INSTRUCTIONS TO FOLLOW:
Return every entry exactly. Leave nothing out.

+++

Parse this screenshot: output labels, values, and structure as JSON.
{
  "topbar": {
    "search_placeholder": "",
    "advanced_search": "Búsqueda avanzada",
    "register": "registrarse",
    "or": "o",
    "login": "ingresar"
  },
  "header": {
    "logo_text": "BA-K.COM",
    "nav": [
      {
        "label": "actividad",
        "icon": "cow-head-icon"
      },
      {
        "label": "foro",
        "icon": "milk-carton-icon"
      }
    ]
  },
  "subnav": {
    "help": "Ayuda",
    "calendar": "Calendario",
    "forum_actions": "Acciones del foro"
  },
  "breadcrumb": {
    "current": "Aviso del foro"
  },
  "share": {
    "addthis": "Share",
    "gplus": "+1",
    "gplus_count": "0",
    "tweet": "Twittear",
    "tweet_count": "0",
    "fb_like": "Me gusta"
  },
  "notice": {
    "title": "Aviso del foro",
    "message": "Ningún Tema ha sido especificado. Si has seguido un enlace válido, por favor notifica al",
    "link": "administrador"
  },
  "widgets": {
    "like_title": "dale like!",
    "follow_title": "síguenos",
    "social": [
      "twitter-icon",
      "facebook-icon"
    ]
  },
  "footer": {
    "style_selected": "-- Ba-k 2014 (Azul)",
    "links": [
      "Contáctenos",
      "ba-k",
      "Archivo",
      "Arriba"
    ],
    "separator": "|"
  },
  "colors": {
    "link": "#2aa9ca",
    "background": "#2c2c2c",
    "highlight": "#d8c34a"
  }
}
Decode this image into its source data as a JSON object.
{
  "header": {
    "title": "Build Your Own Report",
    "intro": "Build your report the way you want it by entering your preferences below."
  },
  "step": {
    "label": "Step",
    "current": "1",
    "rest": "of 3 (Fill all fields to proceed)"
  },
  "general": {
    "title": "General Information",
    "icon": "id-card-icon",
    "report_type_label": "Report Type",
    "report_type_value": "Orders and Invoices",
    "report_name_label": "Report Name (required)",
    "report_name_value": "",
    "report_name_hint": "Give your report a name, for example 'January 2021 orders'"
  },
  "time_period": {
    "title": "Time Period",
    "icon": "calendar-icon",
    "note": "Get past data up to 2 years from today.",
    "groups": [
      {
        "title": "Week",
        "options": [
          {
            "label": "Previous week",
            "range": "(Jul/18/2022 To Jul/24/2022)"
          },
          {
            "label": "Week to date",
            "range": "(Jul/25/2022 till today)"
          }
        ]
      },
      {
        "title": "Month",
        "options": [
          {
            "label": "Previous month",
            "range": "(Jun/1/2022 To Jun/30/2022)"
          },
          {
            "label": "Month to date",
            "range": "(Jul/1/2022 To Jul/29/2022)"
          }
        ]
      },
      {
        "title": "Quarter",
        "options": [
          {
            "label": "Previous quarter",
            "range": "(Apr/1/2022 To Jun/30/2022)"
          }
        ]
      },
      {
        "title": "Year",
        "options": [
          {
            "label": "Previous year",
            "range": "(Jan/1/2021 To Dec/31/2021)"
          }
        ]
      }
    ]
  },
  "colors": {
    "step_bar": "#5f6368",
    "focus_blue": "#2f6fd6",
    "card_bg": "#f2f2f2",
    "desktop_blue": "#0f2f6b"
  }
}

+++

SOLUTION:
Parse this screenshot: output labels, values, and structure as JSON.
{
  "topbar": {
    "search_placeholder": "",
    "advanced_search": "Búsqueda avanzada",
    "register": "registrarse",
    "or": "o",
    "login": "ingresar"
  },
  "header": {
    "logo_text": "BA-K.COM",
    "nav": [
      {
        "label": "actividad",
        "icon": "cow-head-icon"
      },
      {
        "label": "foro",
        "icon": "milk-carton-icon"
      }
    ]
  },
  "subnav": {
    "help": "Ayuda",
    "calendar": "Calendario",
    "forum_actions": "Acciones del foro"
  },
  "breadcrumb": {
    "current": "Aviso del foro"
  },
  "share": {
    "addthis": "Share",
    "gplus": "+1",
    "gplus_count": "0",
    "tweet": "Twittear",
    "tweet_count": "0",
    "fb_like": "Me gusta"
  },
  "notice": {
    "title": "Aviso del foro",
    "message": "Ningún Tema ha sido especificado. Si has seguido un enlace válido, por favor notifica al",
    "link": "administrador"
  },
  "widgets": {
    "like_title": "dale like!",
    "follow_title": "síguenos",
    "social": [
      "twitter-icon",
      "facebook-icon"
    ]
  },
  "footer": {
    "style_selected": "-- Ba-k 2014 (Azul)",
    "links": [
      "Contáctenos",
      "ba-k",
      "Archivo",
      "Arriba"
    ],
    "separator": "|"
  },
  "colors": {
    "link": "#2aa9ca",
    "background": "#2c2c2c",
    "highlight": "#d8c34a"
  }
}
Decode this image into its source data as a JSON object.
{
  "header": {
    "title": "Build Your Own Report",
    "intro": "Build your report the way you want it by entering your preferences below."
  },
  "step": {
    "label": "Step",
    "current": "1",
    "rest": "of 3 (Fill all fields to proceed)"
  },
  "general": {
    "title": "General Information",
    "icon": "id-card-icon",
    "report_type_label": "Report Type",
    "report_type_value": "Orders and Invoices",
    "report_name_label": "Report Name (required)",
    "report_name_value": "",
    "report_name_hint": "Give your report a name, for example 'January 2021 orders'"
  },
  "time_period": {
    "title": "Time Period",
    "icon": "calendar-icon",
    "note": "Get past data up to 2 years from today.",
    "groups": [
      {
        "title": "Week",
        "options": [
          {
            "label": "Previous week",
            "range": "(Jul/18/2022 To Jul/24/2022)"
          },
          {
            "label": "Week to date",
            "range": "(Jul/25/2022 till today)"
          }
        ]
      },
      {
        "title": "Month",
        "options": [
          {
            "label": "Previous month",
            "range": "(Jun/1/2022 To Jun/30/2022)"
          },
          {
            "label": "Month to date",
            "range": "(Jul/1/2022 To Jul/29/2022)"
          }
        ]
      },
      {
        "title": "Quarter",
        "options": [
          {
            "label": "Previous quarter",
            "range": "(Apr/1/2022 To Jun/30/2022)"
          }
        ]
      },
      {
        "title": "Year",
        "options": [
          {
            "label": "Previous year",
            "range": "(Jan/1/2021 To Dec/31/2021)"
          }
        ]
      }
    ]
  },
  "colors": {
    "step_bar": "#5f6368",
    "focus_blue": "#2f6fd6",
    "card_bg": "#f2f2f2",
    "desktop_blue": "#0f2f6b"
  }
}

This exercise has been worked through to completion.